His political repertoire has always included the repugnant stratagem of using connection with black audiences in exactly the same way Bill Clinton did—i.e., getting props both for emoting with the black crowd and talking through them to affirm a victim-blaming “tough love” message that focuses on alleged behavioral pathologies in poor black communities. Because he’s able to claim racial insider standing, he actually goes beyond Clinton and rehearses the scurrilous and ridiculous sort of narrative Bill Cosby has made infamous...

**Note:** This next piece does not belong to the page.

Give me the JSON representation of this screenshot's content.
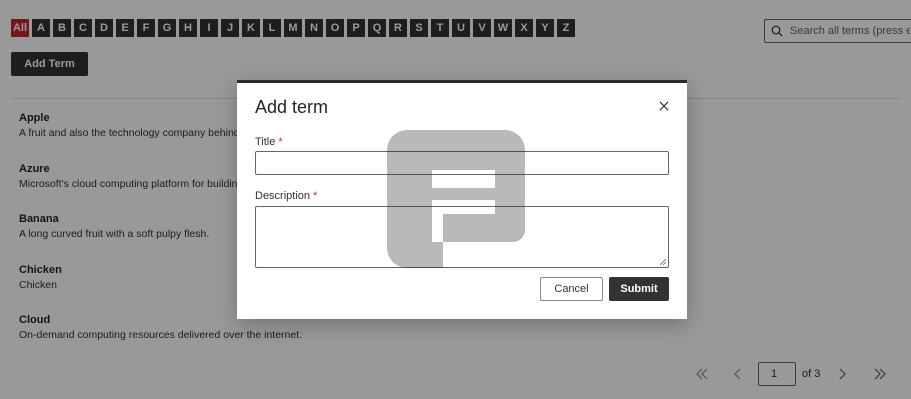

The Obama campaign has even put out a misleading bio of Michelle Obama, representing her as having grown up in poverty on the South Side, when, in fact, her parents were city workers, and her father was a Daley machine precinct captain. This fabrication, along with those embroideries of the candidate’s own biography, may be standard fare, the typical log cabin narrative. However, in Obama’s case, the license taken not only underscores Obama’s more complex relationship to insider politics in Daley’s Chicago; it also underscores how much this campaign depends on selling an image rather than substance.
There is also something disturbingly ritualistic and superficial in the Obama camp’s young minions’ enthusiasm. Paul Krugman noted months ago that the Obamistas display a cultish quality in the sense that they treat others’ criticism or failure to support their icon as a character flaw or sin. The campaign even has a stock conversion narrative, which has been recycled in print by such normally clear-headed columnists as Barbara Ehrenreich and Katha Pollitt: the middle-aged white woman’s report of not having paid much attention to Obama early on, but having been won over by the enthusiasm and energy of their adolescent or twenty-something daughters. (A colleague recently reported having heard this narrative from a friend, citing the latter’s conversion at the hands of her eighteen year old. I observed that three short years ago the daughter was likely acting the same way about Britney Spears.)
Princeton Professor Sean Wilentz, a Clinton supporter, noted that the Obama campaign advisers have tried to have it both ways on the race question. On the one hand, they present their candidate as a figure who transcends racial divisions and “brings us together”; on the other hand, they exhort us that we should support his candidacy because of the opportunity to “make history” (presumably by nominating and maybe electing a black candidate). Increasingly, Obama supporters have been disposed to cry foul and charge racism at nearly any criticism of him, in steadily more extravagant rhetoric.
The campaign’s accusation that the Clinton team made Obama look darker in a photo or video clip than he actually is—and what exactly are we to make of that as an accusation?—and the hysterically indignant reaction to Geraldine Ferraro’s statement that much of Obama’s success stems from the fact that “the country is caught up in the concept” of a black candidacy are no different from the campaign’s touting its “historic” character...
Obama’s style of being all things to all people threatens to melt under the inescapable spotlight of a national campaign against a Republican. It’s like what brings on the downfall of really successful con artists: They get themselves onto a stage that’s so big that they can’t hide their contradictions anymore, and everyone finds out about the different stories they’ve told different people...